The long-awaited Bristol Arena and surrounding Temple Quarter Enterprise Zone aims to regenerate a rather neglected area of the city into a thriving new leisure and business destination, stimulating growth and creating new jobs.
The new world-class entertainment venue with 12,000 capacity will be located on Arena Island, the Former Diesel Depot Site near Bristol Temple Meads railway station. It is estimated to host over 100 events a year, including a mix of music, comedy, family entertainment shows, sports events and exhibitions.
Residents living in the city and surrounding areas will no longer have to travel to other cities to see touring arena shows, as it will be in easy reach right on their doorstep and due for completion in 2018.
The arena is being delivered by Bristol City Council and global entertainment and sports design firm Populous; architects Feilden Clegg Bradley Studios; BuroHappold Engineering and sound specialists Vanguardia.
The preferred contractor has been named as Bouygues UK, one of the country's top construction and development companies which has an office in Bristol and a strong presence in the region.
It is part of the global Bouygues group that has experience delivering flagship venues around the world, including the Singapore Sports Hub, the Stade Vélodrome football stadium in Marseille and the Maracanã Stadium in Rio.
The council will now work with Bouygues UK to agree a final package of works and target cost for the arena prior to awarding a building contract, following Cabinet approval, in the summer.
Paul Matthews, property consultant and head of Bruton Knowles Bristol has said that "A number of businesses were already taking advantage of flexible accommodation, short leases and on-site parking which is very much at a premium in the city centre".
Mr Matthews believes the eastern edge of the Temple Quarter Enterprise Zone which boasts a number of Grade II and Grade II* listed buildings will be particularly highly prized among the business and commercial sectors.
He said: "There are extensive areas of derelict land and abandoned industrial buildings within this area which could, in the short term, be pressed in to service as overflow parking for the Arena.
"During the period before we see these sites redeveloped entrepreneurial landlords could well look to make use of their land for surface car parking which is in short supply for occupiers in the city centre.
"We regularly receive enquiries from car park operators seeking such sites.
"Although the Arena is designed to be served by pedestrian and public transport links, the majority of Bristolians accept that thousands of people will be heading to the area by car."
Foot traffic access will be across the River Avon by the existing Cattle Market Road bridge and by a new crossing leading to the Totterdown basin.
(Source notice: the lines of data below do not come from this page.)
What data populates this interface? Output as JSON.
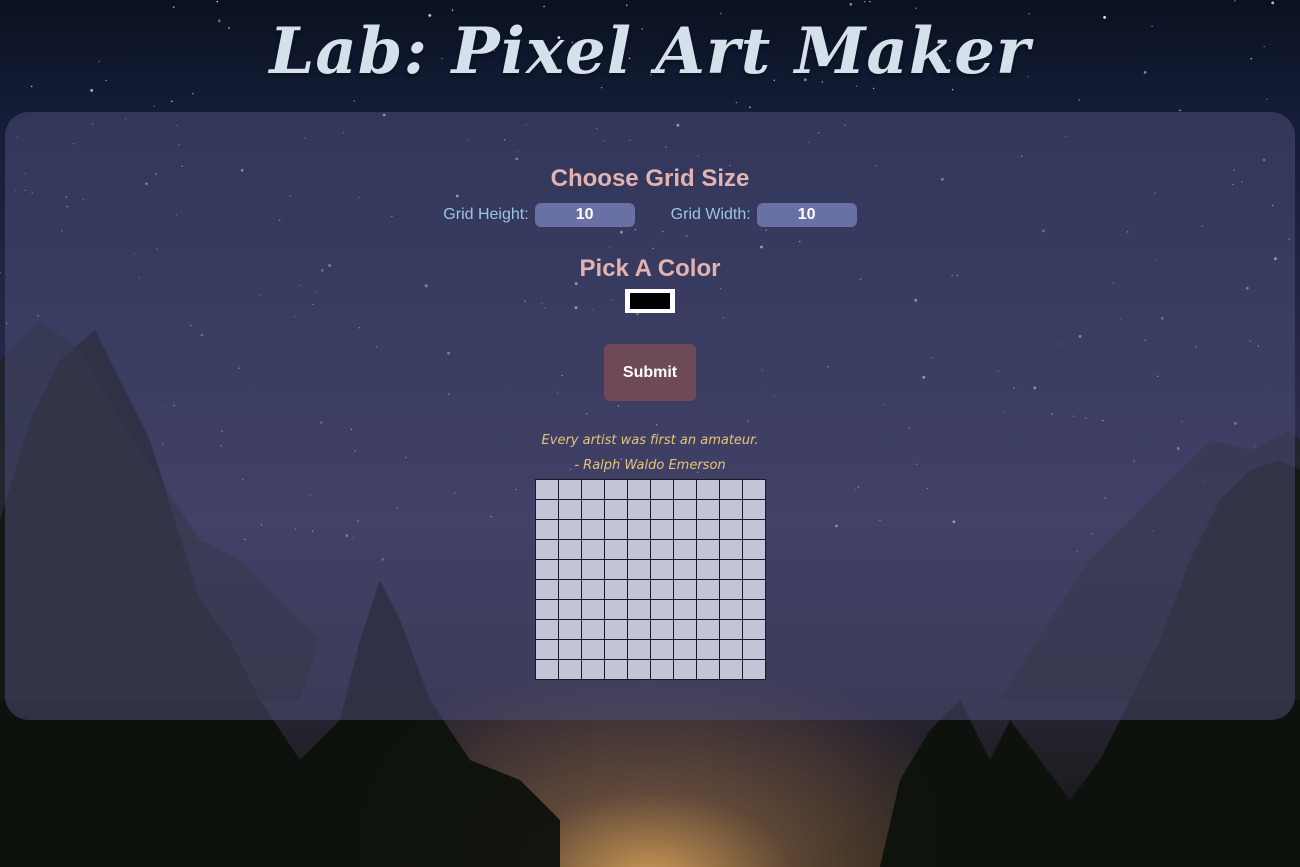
{
  "header": {
    "title": "Lab: Pixel Art Maker"
  },
  "grid_size": {
    "heading": "Choose Grid Size",
    "height_label": "Grid Height:",
    "height_value": "10",
    "width_label": "Grid Width:",
    "width_value": "10"
  },
  "color": {
    "heading": "Pick A Color",
    "selected_color": "#000000"
  },
  "form": {
    "submit_label": "Submit"
  },
  "quote": {
    "text": "Every artist was first an amateur.",
    "author": "- Ralph Waldo Emerson"
  },
  "canvas": {
    "rows": 10,
    "columns": 10,
    "cell_color": "#c2c4d8"
  },
  "colors": {
    "title": "#d4e0ec",
    "heading": "#e2b3b0",
    "label": "#9cc4e4",
    "input_bg": "#6870a4",
    "button_bg": "#6e4a58",
    "quote": "#e6c37a"
  }
}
Mr Matthews said: "The immediate areas around these crossing points are likely to become prime pieces of real estate in the future as longer term developments such as cafes, hotels, creative workspace and waterside apartments are added to the Temple Quarter blueprint."